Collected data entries

=== Section Start ===

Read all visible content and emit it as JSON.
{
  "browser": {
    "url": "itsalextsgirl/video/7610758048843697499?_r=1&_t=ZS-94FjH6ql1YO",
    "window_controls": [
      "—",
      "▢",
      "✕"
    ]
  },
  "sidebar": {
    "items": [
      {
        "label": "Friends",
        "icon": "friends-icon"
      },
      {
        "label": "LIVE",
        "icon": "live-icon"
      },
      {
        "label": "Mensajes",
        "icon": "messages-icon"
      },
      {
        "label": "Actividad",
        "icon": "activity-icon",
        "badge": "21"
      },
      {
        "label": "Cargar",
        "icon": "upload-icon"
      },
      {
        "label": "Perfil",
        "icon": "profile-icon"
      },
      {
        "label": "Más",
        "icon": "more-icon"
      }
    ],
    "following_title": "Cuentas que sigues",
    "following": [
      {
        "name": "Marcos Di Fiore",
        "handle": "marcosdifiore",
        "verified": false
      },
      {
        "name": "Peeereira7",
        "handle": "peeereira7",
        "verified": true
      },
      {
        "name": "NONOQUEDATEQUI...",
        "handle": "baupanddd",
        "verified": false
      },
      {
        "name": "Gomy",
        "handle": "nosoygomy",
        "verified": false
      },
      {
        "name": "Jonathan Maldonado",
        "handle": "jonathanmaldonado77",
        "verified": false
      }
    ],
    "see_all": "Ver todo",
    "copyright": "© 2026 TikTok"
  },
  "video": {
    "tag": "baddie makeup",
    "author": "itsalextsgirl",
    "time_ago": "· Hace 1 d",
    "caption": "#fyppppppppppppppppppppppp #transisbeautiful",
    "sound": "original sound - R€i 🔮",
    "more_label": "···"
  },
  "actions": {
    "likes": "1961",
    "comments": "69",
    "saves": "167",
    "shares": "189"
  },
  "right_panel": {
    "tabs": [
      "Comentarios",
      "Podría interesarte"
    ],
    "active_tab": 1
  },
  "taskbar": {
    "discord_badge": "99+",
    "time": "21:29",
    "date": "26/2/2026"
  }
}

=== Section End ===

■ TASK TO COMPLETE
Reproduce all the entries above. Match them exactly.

■ SOLUTION FOR THIS EXERCISE
Read all visible content and emit it as JSON.
{
  "browser": {
    "url": "itsalextsgirl/video/7610758048843697499?_r=1&_t=ZS-94FjH6ql1YO",
    "window_controls": [
      "—",
      "▢",
      "✕"
    ]
  },
  "sidebar": {
    "items": [
      {
        "label": "Friends",
        "icon": "friends-icon"
      },
      {
        "label": "LIVE",
        "icon": "live-icon"
      },
      {
        "label": "Mensajes",
        "icon": "messages-icon"
      },
      {
        "label": "Actividad",
        "icon": "activity-icon",
        "badge": "21"
      },
      {
        "label": "Cargar",
        "icon": "upload-icon"
      },
      {
        "label": "Perfil",
        "icon": "profile-icon"
      },
      {
        "label": "Más",
        "icon": "more-icon"
      }
    ],
    "following_title": "Cuentas que sigues",
    "following": [
      {
        "name": "Marcos Di Fiore",
        "handle": "marcosdifiore",
        "verified": false
      },
      {
        "name": "Peeereira7",
        "handle": "peeereira7",
        "verified": true
      },
      {
        "name": "NONOQUEDATEQUI...",
        "handle": "baupanddd",
        "verified": false
      },
      {
        "name": "Gomy",
        "handle": "nosoygomy",
        "verified": false
      },
      {
        "name": "Jonathan Maldonado",
        "handle": "jonathanmaldonado77",
        "verified": false
      }
    ],
    "see_all": "Ver todo",
    "copyright": "© 2026 TikTok"
  },
  "video": {
    "tag": "baddie makeup",
    "author": "itsalextsgirl",
    "time_ago": "· Hace 1 d",
    "caption": "#fyppppppppppppppppppppppp #transisbeautiful",
    "sound": "original sound - R€i 🔮",
    "more_label": "···"
  },
  "actions": {
    "likes": "1961",
    "comments": "69",
    "saves": "167",
    "shares": "189"
  },
  "right_panel": {
    "tabs": [
      "Comentarios",
      "Podría interesarte"
    ],
    "active_tab": 1
  },
  "taskbar": {
    "discord_badge": "99+",
    "time": "21:29",
    "date": "26/2/2026"
  }
}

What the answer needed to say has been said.